Relevance for practice
Health professionals in rural and remote locations face challenges accessing ongoing professional development, most notably due to geographic location and staff shortages. Attending CPD programs is often limited by costs and finding additional staff to cover workloads12. Online education is seen as a potential solution and, with improvements in technology, is now growing in popularity. During 2020 and 2021, the COVID-19 pandemic propelled education providers to move from face-to-face and blended modes to online delivery, which highlights potential opportunities for the delivery of professional development in rural and remote practice. Creating educational approaches that can meet different learning needs can help address differences in learning modes and technological inequities that can often challenge the delivery of CPD and health care in rural areas34. Such approaches could enhance the access and availability of CPD for rural AH professionals and, subsequently, workforce development.
This study may be limited by study participants’ ability to discern the distinct impact of the RGP because of how it articulated within the AHRGP. Future evaluation of workforce development programs may consider realistic approaches that investigate for whom and under what circumstances these types of programs work35. Further insight into the experiences of participants within each study site will allow deeper understanding of location-specific experiences.
The value of educational programs that align with AH professionals’ needs, and provide authentic experiences for sustained learning and development, are evident from this evaluation of the RGP. Postgraduate education can be provided online in rural areas to promote professional development and is conducive to recruitment when coupled with broader workforce strategies, including access to supportive experts and service development initiatives. This approach may inform governments and health organisations of the conditions in which workforce development, aimed at meeting consumer needs, will be most successful.
The study was funded by the Allied Health Professions Office of Queensland, Department of Health, Queensland Government. The authors would like to thank Professor Jenny Sim, Associate Professor Natalie Ciccone, Dr Desley Harvey and Ilsa Nielsen for their contribution to the evaluation project; Jennifer Carr, Katrina Bird and Leisyle Blanco for their assistance with data collection; and Dr Karen Cheer for her assistance with data analysis. The authors would also like to thank those who participated in the study: managers, supervisors and RGP participants from throughout Australia.

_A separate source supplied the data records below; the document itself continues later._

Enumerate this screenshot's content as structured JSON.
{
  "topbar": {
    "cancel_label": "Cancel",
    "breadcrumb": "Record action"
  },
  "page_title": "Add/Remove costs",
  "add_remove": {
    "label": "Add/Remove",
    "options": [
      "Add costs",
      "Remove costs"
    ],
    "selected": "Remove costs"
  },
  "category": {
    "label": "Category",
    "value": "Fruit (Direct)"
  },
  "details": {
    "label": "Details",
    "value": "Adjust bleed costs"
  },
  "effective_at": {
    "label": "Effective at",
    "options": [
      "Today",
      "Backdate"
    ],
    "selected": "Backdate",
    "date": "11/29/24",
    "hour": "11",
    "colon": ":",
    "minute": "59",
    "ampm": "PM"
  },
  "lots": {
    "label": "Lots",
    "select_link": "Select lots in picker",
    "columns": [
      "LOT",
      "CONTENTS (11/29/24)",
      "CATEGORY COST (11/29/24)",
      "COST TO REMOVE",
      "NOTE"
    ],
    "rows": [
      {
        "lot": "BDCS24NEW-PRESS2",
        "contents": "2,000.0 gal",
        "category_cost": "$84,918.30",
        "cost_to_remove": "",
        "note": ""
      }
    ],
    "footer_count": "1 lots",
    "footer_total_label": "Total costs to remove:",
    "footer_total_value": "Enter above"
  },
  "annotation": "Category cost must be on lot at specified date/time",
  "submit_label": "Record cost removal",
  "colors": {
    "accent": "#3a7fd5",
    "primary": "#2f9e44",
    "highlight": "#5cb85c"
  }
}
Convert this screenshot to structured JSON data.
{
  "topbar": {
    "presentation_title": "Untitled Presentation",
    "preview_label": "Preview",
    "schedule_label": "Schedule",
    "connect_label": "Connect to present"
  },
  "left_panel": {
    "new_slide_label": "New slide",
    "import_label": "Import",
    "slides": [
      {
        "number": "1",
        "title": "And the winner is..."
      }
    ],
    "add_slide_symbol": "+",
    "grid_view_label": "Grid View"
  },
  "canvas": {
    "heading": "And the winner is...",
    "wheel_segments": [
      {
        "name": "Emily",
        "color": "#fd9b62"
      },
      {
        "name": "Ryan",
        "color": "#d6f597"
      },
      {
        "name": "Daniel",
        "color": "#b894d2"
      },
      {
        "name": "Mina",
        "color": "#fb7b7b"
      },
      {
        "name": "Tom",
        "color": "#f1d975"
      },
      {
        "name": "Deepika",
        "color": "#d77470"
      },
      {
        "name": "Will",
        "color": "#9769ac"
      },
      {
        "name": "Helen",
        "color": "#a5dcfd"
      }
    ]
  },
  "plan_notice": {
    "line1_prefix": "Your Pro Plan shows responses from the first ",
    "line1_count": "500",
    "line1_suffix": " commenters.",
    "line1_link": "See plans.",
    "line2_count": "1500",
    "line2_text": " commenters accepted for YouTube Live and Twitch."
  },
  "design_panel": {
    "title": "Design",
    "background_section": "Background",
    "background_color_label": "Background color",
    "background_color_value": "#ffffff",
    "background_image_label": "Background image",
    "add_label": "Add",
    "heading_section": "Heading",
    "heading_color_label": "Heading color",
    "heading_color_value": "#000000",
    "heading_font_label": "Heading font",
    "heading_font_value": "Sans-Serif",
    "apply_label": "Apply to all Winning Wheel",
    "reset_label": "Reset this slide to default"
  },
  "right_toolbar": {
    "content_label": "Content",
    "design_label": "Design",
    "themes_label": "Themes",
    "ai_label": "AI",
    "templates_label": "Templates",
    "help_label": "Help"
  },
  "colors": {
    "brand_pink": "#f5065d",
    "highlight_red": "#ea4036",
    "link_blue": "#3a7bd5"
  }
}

This article reports on the qualitative findings from a larger convergent mixed-methods evaluation study that has been previously published in part elsewhere14.
Conflict of interest
Four of the six authors are employees of the two universities offering the RGP.